My fav Star Wars movie is definitely The Empire Strikes Back for a lot of reasons, including a very epic -although cliffhanger-y- final for every main character in the saga. The infamous “No, I am your father” sentence between Luke and Vader has become legendary by now, and it certainly helps action that he had his hand cleanly cut by a light saber not a minute earlier. One would have thought that Luke’s career as a swordman was over, but, hey, it is the future after all! Just before the end credits, he’s already flexing a bionic one.
Whereas this was science fiction back in the 80s, at the moment prosthetics are improving fast. Whereas the most one could expect 30 years ago was a rigid plastic looking hand, at the moment technology is searching for features like artificial realistic-looking skin, providing mobility to every piece of the hand and, in extreme, brain control of the prosthetic.
The main challenges of bionic limbs are precision tasks that need to be carrier with very specific force and finger positioning. Particularly, gripping is not easy for a robotic hand, because an excess of force will break or damage whatever we are trying to catch, whereas we won’t be able to grab it if we don’t use enough force. Of course, the solution to the problem is feedback: we start gripping with a reasonable strength and increase it gradually depending on the force we perceive in the fingers. In fact, this problem has been solved for surgery robots, which can now press a knife against skin with just enough force not to pierce it or cut a watermelon in half if they want to.
Most commercial devices, like i-limb ultra prosthetic hand from Touch Bionics, are operated by behavior based software: they offers a range of preprogrammed skills to assist in daily tasks that the user can select on a need basis.
The idea is quite simple. Each time we decide to perform some task with our hand, some neurons in our brain are triggered and our arm muscles release some electric impulses. The first input can be captured via Brain Computer Interfaces, whereas the second can be captured via electromyography, i.e. electrodes inserted in our limbs. Since captured patterns are very similar if we want to perform the same movement, if we capture enough of these patterns, at some point we’ll be able to split them into clusters depending on the action we want to perform and, hence, command an artificial hand to actually do it for us. The hand is controlled by a microcontroller that receives the action to be performed and decomposes it in the sequence of commands to the different motors of the hand required to accomplish the desired action. These sequences are pre-recorded in the microcontroller and it just needs to adjust their parameters to the environment: feedback from any force sensor in the hand is used to control how much we close the finger, how much strength we apply, etc.
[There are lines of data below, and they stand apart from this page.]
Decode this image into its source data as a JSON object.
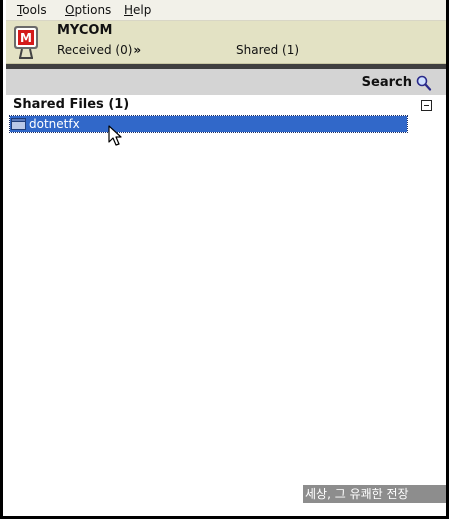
{
  "menu": {
    "tools": {
      "accel": "T",
      "rest": "ools"
    },
    "options": {
      "accel": "O",
      "rest": "ptions"
    },
    "help": {
      "accel": "H",
      "rest": "elp"
    }
  },
  "header": {
    "title": "MYCOM",
    "received_label": "Received (0)",
    "shared_label": "Shared (1)"
  },
  "search": {
    "label": "Search"
  },
  "content": {
    "section_title": "Shared Files (1)",
    "items": [
      {
        "name": "dotnetfx",
        "selected": true
      }
    ]
  },
  "caption": "세상, 그 유쾌한 전장",
  "colors": {
    "header_bg": "#e3e2c4",
    "menubar_bg": "#f2f1e9",
    "selection": "#3168c9",
    "searchbar_bg": "#d4d4d4",
    "separator": "#3f3f3f",
    "caption_bg": "#8d8d8d"
  },
  "icons": [
    "app-logo-icon",
    "double-chevron-down-icon",
    "search-icon",
    "collapse-icon",
    "folder-icon",
    "mouse-cursor-icon"
  ]
}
There are other commercial prosthetics already in the market, like Bebionics‘ arm. It has several buttons for behavior selection, but if you follow the video for a while, you’ll check how it obeys electric impulses from the muscles in the arm (myoelectric impulses) and, after calibration, it allows precision tasks like tying up shoe laces.